“The Paragon Dragon has changed my life. I have accepted jobs up to 500 square feet of tiles without trouble.” —Cha-Rie Tang
“A front-loading kiln is essential for tiles,” said custom tile maker and archi- tect Cha-Rie Tang. “I can load five lay- ers easily. I use the Paragon Dragon to do custom murals. Since I can fire up to 22" x 22", I carve relief panels in the style of Craftsman tiles.
“I have worked on the Pasadena landmark Greeneand Greene Robinson House, an entrance wall for Santa Barbara’s Tile Collection, Isabelle Greene’s fireplace, a fountain for All Nations Church, numerous private commissions, and the new Los Angeles Public Li- brary Exposition Park Branch.”
Create breathtaking pot- tery in this exciting kiln. The Dragon exudes power. Its 16,500 watts heat the 24” wide, 24” deep, 27” high inte- rior to cone 10 with ample power to spare. This results in long element life, because the elements do not “struggle”
to reach high temperatures. Dropped, re- cessed grooves seat industrial-gauge ele- ments for long life.
We offer a wide selection of top- and front-loading kilns. Call us for a free cata- log and the name of your lo- cal Paragon dealer.
Architect Cha-Rie Tang of Pasadena, California with her Para- gon Dragon front-loading kiln. This kiln is becoming a favorite with potters. It is easy to load, heavily insulated, and fires to cone 10.
2011 South Town East Blvd. Mesquite, Texas 75149-1122 800-876-4328 / 972-288-7557 Toll Free Fax 888-222-6450 www.paragonweb.com firstname.lastname@example.org Better Designed Kilns
to Color than
Point of View
Areweanymorecreative todaythanourancestors were?Withourmodern understandingofcolor
theory, do we actually see a more colorful world? Our ancestors viewed the
landscape of the world in completely
natural light. The colors of their lives
reflected the colors of nature, not the
human-made and synthesized colors
Due to the advances in science
that allow us to extract many of these
natural pigments and dyes for use in
fabrication of other materials, our universe is now awash with every color
imaginable. However, nature alone
has provided millions of different

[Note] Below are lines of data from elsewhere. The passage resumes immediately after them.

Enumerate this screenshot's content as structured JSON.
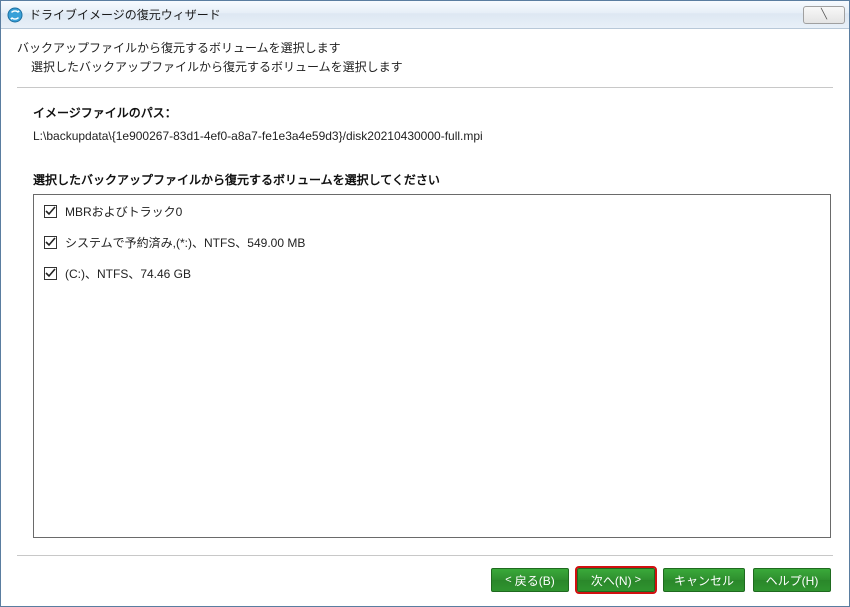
{
  "titlebar": {
    "title": "ドライブイメージの復元ウィザード",
    "close_symbol": "╲"
  },
  "header": {
    "line1": "バックアップファイルから復元するボリュームを選択します",
    "line2": "選択したバックアップファイルから復元するボリュームを選択します"
  },
  "path_section": {
    "label": "イメージファイルのパス：",
    "value": "L:\\backupdata\\{1e900267-83d1-4ef0-a8a7-fe1e3a4e59d3}/disk20210430000-full.mpi"
  },
  "volumes_section": {
    "label": "選択したバックアップファイルから復元するボリュームを選択してください",
    "items": [
      {
        "checked": true,
        "label": "MBRおよびトラック0"
      },
      {
        "checked": true,
        "label": "システムで予約済み,(*:)、NTFS、549.00 MB"
      },
      {
        "checked": true,
        "label": "(C:)、NTFS、74.46 GB"
      }
    ]
  },
  "footer": {
    "back": "戻る(B)",
    "next": "次へ(N)",
    "cancel": "キャンセル",
    "help": "ヘルプ(H)",
    "chev_left": "<",
    "chev_right": ">"
  }
}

tints, hues, and color shades.
Infants and Color Preference
From an early age, so much emphasis
goes into teaching children the fundamentals of color theory, in particular
the primary colors of red, yellow, and
blue. Toys, building blocks, furniture, and so many other items used
in a preschool
in these three
research has uncovered that babies
as young as four months old show a
preference for certain colors. According to Dr. Anna Franklin from the
Surrey Baby Lab in England, “It’s a
myth that newborn babies are color-blind. They can see color, but it does
develop over the coming months.” Dr.
Nicola Pitchford and her colleague
Prof. Kathy Mullen of the Nottingham
Toddler Lab found
that children tend
to like the colors
they see first. She
this might be
because books and toys aimed at preschool children tend to use and name
Color and Development
During their first years of infancy,
children are overexposed to certain
colors while being significantly under-
exposed to others. But what about all
the other colors that children see?
In the classroom, metallic colors
are treated as special partly because
metallic paints are generally more
expensive, but also because they don’t
mix as well with the primary colors.
White, brown, black, and other earth
tones are also commonplace, but find
more limited use in our color curricu-
When children look out the window, they may not be able to verbalize it yet, but they are noticing and
identifying colors and shapes. Color is
one of the first ways preschoolers can
Color is one of the first ways
preschoolers can distinguish
among the things they see.
16 October2009 SchoolArts
Continued from page 16.
Encouraging Color Diversity
So why do we limit the colors that
children have with which to express
themselves? The overemphasis on the
primary and secondary colors may
actually be detrimental to the creative
development of children. They may
be less apt to mix or try other colors
since they are less readily available.
Mixing non-primary colors will
not generate the crisp secondary or
tertiary colors that can be made from
primary colors when added in correct
proportions. It can be frustrating and
less appealing to work with colors
that are murky. Often, this is the preconceived viewpoint of the adult caretaker or teacher and not the child, who
can be extremely happy with the new
“color” he or she creates. Discourag-ing children from mixing different
colors can be a major factor in slowing
the sense of discovery that is so critical to the development of analytical
Providing more guidance and
resources for teachers about the
importance of color and its role as a
means of communication in children
is of utmost importance. Encouraging
children to experiment with different color combinations is an essential
ingredient in promoting curiosity
and the exploratory process that is so
important to nurture.
Joel Goobich is the president of i3 Marketing LLC, a product development and
marketing company that specializes in
consumable products such as children’s
art materials. Joel@i3marketing.com